____ Task inputs
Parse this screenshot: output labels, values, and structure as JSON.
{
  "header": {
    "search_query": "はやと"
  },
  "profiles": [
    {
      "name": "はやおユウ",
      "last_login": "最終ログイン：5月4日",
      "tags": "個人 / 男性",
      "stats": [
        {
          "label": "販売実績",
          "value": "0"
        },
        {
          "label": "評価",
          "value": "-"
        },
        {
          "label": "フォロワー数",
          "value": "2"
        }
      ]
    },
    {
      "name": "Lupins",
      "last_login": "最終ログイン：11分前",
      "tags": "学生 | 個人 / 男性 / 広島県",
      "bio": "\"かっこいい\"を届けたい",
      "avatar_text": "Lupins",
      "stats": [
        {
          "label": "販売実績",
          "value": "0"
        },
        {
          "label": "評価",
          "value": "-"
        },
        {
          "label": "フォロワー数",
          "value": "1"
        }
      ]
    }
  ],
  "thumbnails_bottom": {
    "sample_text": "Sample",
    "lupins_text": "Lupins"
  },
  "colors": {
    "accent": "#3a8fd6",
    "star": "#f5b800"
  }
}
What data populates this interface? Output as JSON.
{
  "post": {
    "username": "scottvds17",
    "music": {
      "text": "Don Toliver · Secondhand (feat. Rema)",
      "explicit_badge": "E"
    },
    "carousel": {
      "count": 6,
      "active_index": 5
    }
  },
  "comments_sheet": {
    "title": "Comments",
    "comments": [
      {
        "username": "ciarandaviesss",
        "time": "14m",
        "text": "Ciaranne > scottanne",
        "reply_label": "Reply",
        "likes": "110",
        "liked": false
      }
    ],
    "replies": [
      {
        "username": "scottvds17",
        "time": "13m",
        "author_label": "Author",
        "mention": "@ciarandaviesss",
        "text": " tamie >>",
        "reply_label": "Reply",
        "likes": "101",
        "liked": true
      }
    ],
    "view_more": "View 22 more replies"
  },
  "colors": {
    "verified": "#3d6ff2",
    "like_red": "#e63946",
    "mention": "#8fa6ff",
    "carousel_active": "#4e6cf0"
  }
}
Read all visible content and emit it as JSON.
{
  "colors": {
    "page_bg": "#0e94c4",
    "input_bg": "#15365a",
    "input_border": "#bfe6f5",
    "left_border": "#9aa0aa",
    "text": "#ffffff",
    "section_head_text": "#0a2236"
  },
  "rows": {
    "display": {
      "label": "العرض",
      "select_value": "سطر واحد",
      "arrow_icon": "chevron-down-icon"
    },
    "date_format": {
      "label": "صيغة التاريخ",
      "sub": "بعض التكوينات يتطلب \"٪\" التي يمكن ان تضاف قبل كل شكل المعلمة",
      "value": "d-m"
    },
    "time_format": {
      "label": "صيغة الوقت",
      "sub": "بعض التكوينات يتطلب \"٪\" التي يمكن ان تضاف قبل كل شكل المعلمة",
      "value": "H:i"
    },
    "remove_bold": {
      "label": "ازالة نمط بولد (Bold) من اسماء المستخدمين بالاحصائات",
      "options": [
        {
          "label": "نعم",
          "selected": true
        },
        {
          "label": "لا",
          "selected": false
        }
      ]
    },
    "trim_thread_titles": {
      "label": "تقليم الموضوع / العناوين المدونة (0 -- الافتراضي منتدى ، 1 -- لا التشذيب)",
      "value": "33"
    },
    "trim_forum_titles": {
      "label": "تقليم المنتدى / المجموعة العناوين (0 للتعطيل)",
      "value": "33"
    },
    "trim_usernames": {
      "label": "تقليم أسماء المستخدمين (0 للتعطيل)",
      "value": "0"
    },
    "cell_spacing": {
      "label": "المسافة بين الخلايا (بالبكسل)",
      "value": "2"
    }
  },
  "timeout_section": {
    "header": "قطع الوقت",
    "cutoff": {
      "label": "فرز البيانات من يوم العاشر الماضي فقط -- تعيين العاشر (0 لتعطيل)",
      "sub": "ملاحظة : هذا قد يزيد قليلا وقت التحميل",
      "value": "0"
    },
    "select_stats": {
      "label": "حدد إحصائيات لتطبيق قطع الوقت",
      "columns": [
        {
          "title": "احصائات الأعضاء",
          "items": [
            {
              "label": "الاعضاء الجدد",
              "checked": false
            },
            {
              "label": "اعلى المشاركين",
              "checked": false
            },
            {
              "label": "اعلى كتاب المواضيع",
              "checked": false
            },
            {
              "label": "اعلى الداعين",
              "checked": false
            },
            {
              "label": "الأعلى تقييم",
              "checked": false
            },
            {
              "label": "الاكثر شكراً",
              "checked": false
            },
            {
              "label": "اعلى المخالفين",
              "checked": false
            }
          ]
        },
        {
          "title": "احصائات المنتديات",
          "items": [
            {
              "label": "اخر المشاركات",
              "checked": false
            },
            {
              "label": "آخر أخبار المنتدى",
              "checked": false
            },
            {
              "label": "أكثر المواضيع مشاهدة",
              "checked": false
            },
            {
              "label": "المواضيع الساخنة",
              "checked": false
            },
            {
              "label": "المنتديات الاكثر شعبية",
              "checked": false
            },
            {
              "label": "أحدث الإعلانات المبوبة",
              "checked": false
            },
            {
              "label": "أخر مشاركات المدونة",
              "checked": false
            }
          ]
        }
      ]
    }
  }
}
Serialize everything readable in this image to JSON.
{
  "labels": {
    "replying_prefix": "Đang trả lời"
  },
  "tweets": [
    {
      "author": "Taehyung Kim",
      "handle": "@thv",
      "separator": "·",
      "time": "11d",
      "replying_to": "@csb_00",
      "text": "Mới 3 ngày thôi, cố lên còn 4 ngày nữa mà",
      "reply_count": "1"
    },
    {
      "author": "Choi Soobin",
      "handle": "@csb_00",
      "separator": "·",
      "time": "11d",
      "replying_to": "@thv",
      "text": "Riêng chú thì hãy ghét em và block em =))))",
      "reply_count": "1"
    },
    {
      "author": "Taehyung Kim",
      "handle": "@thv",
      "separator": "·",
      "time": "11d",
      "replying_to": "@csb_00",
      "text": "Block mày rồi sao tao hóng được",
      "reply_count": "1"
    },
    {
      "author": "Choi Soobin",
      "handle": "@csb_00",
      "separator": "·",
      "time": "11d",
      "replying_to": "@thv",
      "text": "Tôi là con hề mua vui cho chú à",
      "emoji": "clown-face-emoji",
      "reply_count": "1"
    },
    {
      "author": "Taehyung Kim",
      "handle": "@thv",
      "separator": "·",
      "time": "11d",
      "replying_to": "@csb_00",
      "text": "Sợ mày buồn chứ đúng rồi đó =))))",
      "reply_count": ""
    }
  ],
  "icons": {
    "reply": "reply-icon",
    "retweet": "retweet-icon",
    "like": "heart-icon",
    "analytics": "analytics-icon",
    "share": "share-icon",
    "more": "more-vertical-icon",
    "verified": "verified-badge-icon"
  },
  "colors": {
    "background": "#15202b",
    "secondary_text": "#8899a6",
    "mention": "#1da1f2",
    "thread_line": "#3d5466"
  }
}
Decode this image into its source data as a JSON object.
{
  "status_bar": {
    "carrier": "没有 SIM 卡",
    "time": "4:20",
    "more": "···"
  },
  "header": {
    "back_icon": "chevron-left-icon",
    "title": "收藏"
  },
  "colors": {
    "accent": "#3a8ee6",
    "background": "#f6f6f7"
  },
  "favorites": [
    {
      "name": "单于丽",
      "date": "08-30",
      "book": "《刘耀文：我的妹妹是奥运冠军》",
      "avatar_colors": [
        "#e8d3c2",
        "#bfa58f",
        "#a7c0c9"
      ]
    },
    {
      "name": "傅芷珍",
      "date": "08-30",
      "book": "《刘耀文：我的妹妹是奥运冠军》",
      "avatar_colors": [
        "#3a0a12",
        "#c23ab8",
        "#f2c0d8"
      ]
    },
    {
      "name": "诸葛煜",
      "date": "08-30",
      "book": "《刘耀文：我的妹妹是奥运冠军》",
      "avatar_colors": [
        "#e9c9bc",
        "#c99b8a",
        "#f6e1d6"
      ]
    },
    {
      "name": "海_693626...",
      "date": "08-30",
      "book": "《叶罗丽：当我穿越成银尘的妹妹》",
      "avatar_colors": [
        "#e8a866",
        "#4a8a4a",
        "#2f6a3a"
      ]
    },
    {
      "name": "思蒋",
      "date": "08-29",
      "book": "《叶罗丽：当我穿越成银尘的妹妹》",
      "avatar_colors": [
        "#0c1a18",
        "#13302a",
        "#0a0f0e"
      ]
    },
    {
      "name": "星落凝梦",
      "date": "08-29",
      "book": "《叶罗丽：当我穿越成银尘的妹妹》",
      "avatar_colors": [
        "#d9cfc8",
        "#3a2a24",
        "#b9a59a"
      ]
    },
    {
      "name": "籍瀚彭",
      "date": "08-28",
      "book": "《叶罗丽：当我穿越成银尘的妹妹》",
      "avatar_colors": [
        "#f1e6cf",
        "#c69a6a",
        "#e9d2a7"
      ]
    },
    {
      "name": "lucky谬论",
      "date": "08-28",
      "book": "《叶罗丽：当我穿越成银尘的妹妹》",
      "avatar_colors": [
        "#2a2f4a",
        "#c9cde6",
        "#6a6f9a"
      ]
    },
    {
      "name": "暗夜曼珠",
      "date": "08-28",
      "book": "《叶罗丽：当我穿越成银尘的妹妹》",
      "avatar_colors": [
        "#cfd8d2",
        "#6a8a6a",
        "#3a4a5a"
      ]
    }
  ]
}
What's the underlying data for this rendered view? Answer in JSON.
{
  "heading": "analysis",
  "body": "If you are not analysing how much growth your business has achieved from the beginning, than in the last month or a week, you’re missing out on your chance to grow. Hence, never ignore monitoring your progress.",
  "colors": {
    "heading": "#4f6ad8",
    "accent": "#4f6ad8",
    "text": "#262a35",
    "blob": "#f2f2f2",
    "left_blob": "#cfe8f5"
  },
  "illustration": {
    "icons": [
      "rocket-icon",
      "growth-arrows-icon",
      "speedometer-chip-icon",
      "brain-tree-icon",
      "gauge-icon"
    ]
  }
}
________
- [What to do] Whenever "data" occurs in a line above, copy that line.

- [Exercise response]
What data populates this interface? Output as JSON.
Decode this image into its source data as a JSON object.
What's the underlying data for this rendered view? Answer in JSON.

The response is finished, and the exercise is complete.